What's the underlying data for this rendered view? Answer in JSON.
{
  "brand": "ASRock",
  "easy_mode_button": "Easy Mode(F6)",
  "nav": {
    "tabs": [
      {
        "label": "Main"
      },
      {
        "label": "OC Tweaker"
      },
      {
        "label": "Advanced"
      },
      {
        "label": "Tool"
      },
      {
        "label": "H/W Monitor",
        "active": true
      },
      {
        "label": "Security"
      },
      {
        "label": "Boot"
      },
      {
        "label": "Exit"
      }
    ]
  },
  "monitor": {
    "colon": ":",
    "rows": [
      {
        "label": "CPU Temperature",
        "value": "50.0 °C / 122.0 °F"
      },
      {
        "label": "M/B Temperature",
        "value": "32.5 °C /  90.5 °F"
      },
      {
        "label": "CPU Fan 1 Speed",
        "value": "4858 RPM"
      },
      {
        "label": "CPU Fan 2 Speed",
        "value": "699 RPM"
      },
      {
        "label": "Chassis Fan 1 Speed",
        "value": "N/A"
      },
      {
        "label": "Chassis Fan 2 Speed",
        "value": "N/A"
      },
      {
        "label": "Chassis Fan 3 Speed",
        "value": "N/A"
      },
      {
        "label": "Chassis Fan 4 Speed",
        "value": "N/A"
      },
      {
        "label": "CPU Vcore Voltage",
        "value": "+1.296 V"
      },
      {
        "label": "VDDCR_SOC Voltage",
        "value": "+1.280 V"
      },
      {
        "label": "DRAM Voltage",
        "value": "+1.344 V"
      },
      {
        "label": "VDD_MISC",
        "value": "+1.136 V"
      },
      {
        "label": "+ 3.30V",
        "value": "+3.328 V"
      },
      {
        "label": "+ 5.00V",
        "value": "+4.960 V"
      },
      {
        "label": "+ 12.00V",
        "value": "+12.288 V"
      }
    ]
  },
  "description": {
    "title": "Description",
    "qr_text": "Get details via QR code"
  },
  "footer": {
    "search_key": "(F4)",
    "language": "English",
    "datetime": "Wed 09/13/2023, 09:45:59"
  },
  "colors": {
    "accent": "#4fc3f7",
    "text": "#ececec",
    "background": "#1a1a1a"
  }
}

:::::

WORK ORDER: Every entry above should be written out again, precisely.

RESPONSE BOX:
What's the underlying data for this rendered view? Answer in JSON.
{
  "brand": "ASRock",
  "easy_mode_button": "Easy Mode(F6)",
  "nav": {
    "tabs": [
      {
        "label": "Main"
      },
      {
        "label": "OC Tweaker"
      },
      {
        "label": "Advanced"
      },
      {
        "label": "Tool"
      },
      {
        "label": "H/W Monitor",
        "active": true
      },
      {
        "label": "Security"
      },
      {
        "label": "Boot"
      },
      {
        "label": "Exit"
      }
    ]
  },
  "monitor": {
    "colon": ":",
    "rows": [
      {
        "label": "CPU Temperature",
        "value": "50.0 °C / 122.0 °F"
      },
      {
        "label": "M/B Temperature",
        "value": "32.5 °C /  90.5 °F"
      },
      {
        "label": "CPU Fan 1 Speed",
        "value": "4858 RPM"
      },
      {
        "label": "CPU Fan 2 Speed",
        "value": "699 RPM"
      },
      {
        "label": "Chassis Fan 1 Speed",
        "value": "N/A"
      },
      {
        "label": "Chassis Fan 2 Speed",
        "value": "N/A"
      },
      {
        "label": "Chassis Fan 3 Speed",
        "value": "N/A"
      },
      {
        "label": "Chassis Fan 4 Speed",
        "value": "N/A"
      },
      {
        "label": "CPU Vcore Voltage",
        "value": "+1.296 V"
      },
      {
        "label": "VDDCR_SOC Voltage",
        "value": "+1.280 V"
      },
      {
        "label": "DRAM Voltage",
        "value": "+1.344 V"
      },
      {
        "label": "VDD_MISC",
        "value": "+1.136 V"
      },
      {
        "label": "+ 3.30V",
        "value": "+3.328 V"
      },
      {
        "label": "+ 5.00V",
        "value": "+4.960 V"
      },
      {
        "label": "+ 12.00V",
        "value": "+12.288 V"
      }
    ]
  },
  "description": {
    "title": "Description",
    "qr_text": "Get details via QR code"
  },
  "footer": {
    "search_key": "(F4)",
    "language": "English",
    "datetime": "Wed 09/13/2023, 09:45:59"
  },
  "colors": {
    "accent": "#4fc3f7",
    "text": "#ececec",
    "background": "#1a1a1a"
  }
}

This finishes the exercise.